The opinion of the court was delivered by: Joan B. Gottschall United States District Judge
MEMORANDUM OPINION & ORDER
Plaintiff Board of Trustees of the Plumbers' Local Union No. 93, et al. (the "Union") moves to strike a portion of Defendant S & K Plumbing, Co.'s ("S & K's") Answer and its sole affirmative defense under Federal Rule of Civil Procedure 12(f). The motion is denied for the reasons set forth below.
The Union filed a complaint (the "Complaint") alleging that S & K failed to make benefit contributions to the Union over a three-year period between 2005 and 2008. As a remedy, the Union seeks damages along with audit and attorneys' fees under the authority of the Employee Retirement Income Security Act ("ERISA"), 29 U.S.C. § 1132.
The Union argues that S & K's answer to Paragraph 9 of the Complaint should be stricken because it does not conform to Federal Rule of Civil Procedure 8(b) which requires a responsive pleading to admit an allegation, deny it, or state in the alternative that the respondent lacks sufficient information to respond to the allegation. See Fed. R. Civ. P. 8(b). S & K's disputed response and the relevant allegation appear below:
Pursuant to the provisions of the Collective Bargaining Agreement and Trust Agreements, employers who fail to submit their monthly contribution reports and contributions to the INDUSTRY FUND on a timely basis are responsible for the payment of liquidated damages equal to 10% of the amount unpaid and interest at the rate of 1% per month for each month that contributions remain unpaid, plus any reasonable attorneys [sic] fees and costs of maintaining suit.
Defendant S & K Plumbing Co. denies the allegations of paragraph 9 as to the terms of the Collective Bargaining Agreement, and neither admits nor denies the allegations as to the Trust Agreements as neither it nor its principal have ever seen a copy of said Trust Agreements.
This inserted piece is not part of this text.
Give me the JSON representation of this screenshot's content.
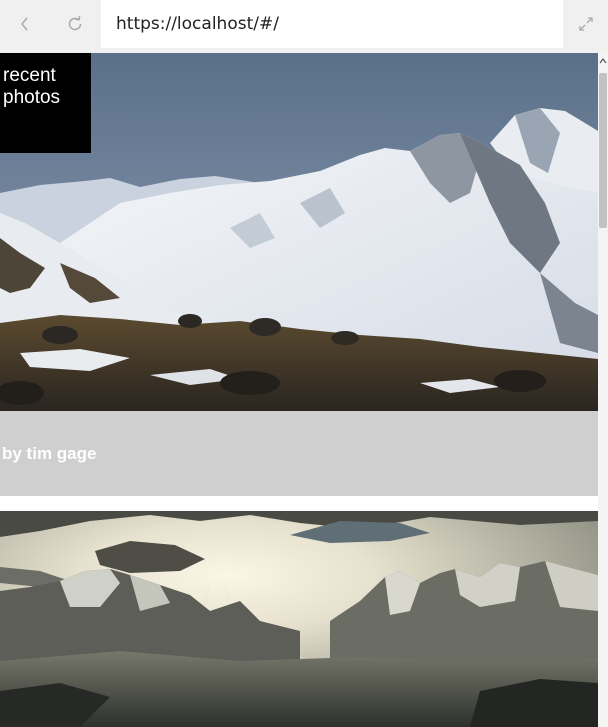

Answer ¶ 9. While S & K's answer to paragraph 9 of the Complaint does not recite the language in Rule 8(b)(5) (instructing a party that "lacks knowledge or information sufficient" to admit or deny an allegation to so state), the obvious implication of S & K's averment that it has not "ever seen a copy of the said Trust Agreements" is that S & K lacks the necessary information to form a belief as to the truth of the Union's allegation. Fed. R. Civ. P. 8(b)(5). S & K's answer to paragraph 9 of the Complaint therefore conforms with Rule 8(b) and the Union's motion to Strike the paragraph is accordingly denied.
The Union also moves to strike S & K's affirmative defense, arguing that it contains "factually incorrect information," restates the denials in the answer, and cannot be sustained because S & K did not admit the Union's allegations. Mot. 3. Additionally, the Union asserts in reply that S & K's affirmative defense must fail because it cannot withstand a challenge under Rule 12(b)(6).*fn1
The Union's arguments for striking S & K's affirmative defense are inapposite. First, the Union's contention that S & K's Answer misrepresents the date on which the Union stopped paying certain welfare benefits to S & K's employees as "early on in calendar year 2008," (Answer ¶ 2) when the actual dates were in June and July, is a factual dispute*fn2 that cannot and need not be resolved at the pleading stage, where all allegations are considered true. See Renalds v. S.R.G. Rest. Group, 119 F. Supp 2d 800, 802 (N.D. Ill. 2000) (when reviewing a motion to strike "the court must accept all factual allegations as true").
The Union's contention that S & K's affirmative defense is void as redundant is also misplaced. While portions of S & K's affirmative defense may be repetitive, S & K asserts facts in the affirmative defense that were not contained in its Answer to the allegations in the Complaint. Parties are permitted to state their pleadings in the manner which they prefer so long as they conform to the Federal Rules of Civil Procedure; the Union points to no authority that says otherwise. Moreover, the court declines to exercise its discretion under Rule 12(f) to excise the portions of S & K's affirmative defense that the Union finds duplicative because the redundant allegations do not clutter the case. See Heller Fin., Inc. v. ...